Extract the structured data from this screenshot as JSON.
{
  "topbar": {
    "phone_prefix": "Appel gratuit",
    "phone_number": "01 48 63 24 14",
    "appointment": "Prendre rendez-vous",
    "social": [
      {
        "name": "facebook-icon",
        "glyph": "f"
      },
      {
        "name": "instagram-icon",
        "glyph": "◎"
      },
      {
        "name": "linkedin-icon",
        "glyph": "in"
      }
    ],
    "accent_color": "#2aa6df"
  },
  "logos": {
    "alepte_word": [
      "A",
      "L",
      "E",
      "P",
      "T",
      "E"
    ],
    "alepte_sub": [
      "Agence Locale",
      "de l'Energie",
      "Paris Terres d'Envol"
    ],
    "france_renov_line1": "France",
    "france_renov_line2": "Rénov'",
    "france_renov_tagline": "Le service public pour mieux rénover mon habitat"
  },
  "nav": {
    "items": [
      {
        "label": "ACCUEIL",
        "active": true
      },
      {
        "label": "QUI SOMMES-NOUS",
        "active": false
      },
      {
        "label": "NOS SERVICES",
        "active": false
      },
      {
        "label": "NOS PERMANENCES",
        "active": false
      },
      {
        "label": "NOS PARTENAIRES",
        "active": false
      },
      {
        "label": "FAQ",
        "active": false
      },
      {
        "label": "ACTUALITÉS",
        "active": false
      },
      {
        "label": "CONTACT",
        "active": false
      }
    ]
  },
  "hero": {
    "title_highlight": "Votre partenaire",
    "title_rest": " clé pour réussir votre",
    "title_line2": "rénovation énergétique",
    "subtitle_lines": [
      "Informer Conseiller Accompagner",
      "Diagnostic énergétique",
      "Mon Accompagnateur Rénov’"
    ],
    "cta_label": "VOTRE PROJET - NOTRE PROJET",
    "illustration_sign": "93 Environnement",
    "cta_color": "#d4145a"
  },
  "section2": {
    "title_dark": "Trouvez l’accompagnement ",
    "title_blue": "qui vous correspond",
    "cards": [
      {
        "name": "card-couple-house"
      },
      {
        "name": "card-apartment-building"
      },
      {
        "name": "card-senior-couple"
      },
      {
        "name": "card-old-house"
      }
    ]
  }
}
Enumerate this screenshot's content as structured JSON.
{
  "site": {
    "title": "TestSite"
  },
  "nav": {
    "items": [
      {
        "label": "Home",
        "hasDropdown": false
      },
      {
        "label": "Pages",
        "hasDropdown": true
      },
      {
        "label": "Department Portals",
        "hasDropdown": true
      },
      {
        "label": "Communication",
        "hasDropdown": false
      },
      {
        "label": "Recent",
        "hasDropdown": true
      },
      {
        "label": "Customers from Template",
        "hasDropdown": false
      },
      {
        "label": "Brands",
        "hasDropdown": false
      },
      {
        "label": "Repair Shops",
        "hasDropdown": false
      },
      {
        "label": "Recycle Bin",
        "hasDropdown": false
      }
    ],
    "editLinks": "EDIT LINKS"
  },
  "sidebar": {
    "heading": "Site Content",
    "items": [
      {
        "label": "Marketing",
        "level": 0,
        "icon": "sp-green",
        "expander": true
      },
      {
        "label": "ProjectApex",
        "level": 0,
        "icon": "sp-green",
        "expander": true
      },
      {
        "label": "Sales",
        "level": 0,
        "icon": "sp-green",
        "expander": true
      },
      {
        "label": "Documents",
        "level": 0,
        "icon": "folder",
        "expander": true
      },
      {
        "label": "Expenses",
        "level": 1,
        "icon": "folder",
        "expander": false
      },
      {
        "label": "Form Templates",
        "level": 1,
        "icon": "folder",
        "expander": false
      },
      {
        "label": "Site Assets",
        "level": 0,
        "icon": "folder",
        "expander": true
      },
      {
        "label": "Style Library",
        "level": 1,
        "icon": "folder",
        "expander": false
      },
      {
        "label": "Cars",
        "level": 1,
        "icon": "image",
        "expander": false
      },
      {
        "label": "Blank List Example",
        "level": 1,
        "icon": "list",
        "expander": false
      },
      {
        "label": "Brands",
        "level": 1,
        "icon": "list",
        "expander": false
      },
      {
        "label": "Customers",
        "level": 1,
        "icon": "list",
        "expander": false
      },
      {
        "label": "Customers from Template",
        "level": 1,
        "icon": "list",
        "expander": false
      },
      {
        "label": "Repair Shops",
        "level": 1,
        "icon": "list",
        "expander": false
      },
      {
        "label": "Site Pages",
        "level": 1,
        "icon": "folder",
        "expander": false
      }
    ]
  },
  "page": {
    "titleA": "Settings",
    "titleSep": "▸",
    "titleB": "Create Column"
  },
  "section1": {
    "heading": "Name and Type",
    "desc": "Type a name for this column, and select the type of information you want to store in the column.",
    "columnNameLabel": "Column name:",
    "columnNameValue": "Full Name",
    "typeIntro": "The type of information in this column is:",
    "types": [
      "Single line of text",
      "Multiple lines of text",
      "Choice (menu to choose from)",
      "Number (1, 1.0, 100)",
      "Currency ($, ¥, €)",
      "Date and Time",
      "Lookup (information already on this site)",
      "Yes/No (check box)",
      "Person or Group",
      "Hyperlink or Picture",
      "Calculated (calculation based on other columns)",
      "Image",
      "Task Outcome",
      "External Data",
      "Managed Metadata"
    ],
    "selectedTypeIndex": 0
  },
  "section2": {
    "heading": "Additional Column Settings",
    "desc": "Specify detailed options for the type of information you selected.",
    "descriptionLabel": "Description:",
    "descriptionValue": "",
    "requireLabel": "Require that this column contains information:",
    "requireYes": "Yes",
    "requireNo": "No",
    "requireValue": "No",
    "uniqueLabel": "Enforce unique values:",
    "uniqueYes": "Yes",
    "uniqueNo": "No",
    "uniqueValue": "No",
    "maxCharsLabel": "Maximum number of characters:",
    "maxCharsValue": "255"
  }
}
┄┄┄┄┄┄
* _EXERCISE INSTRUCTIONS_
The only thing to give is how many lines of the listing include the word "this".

* _ANSWER FOR THE TASK_
6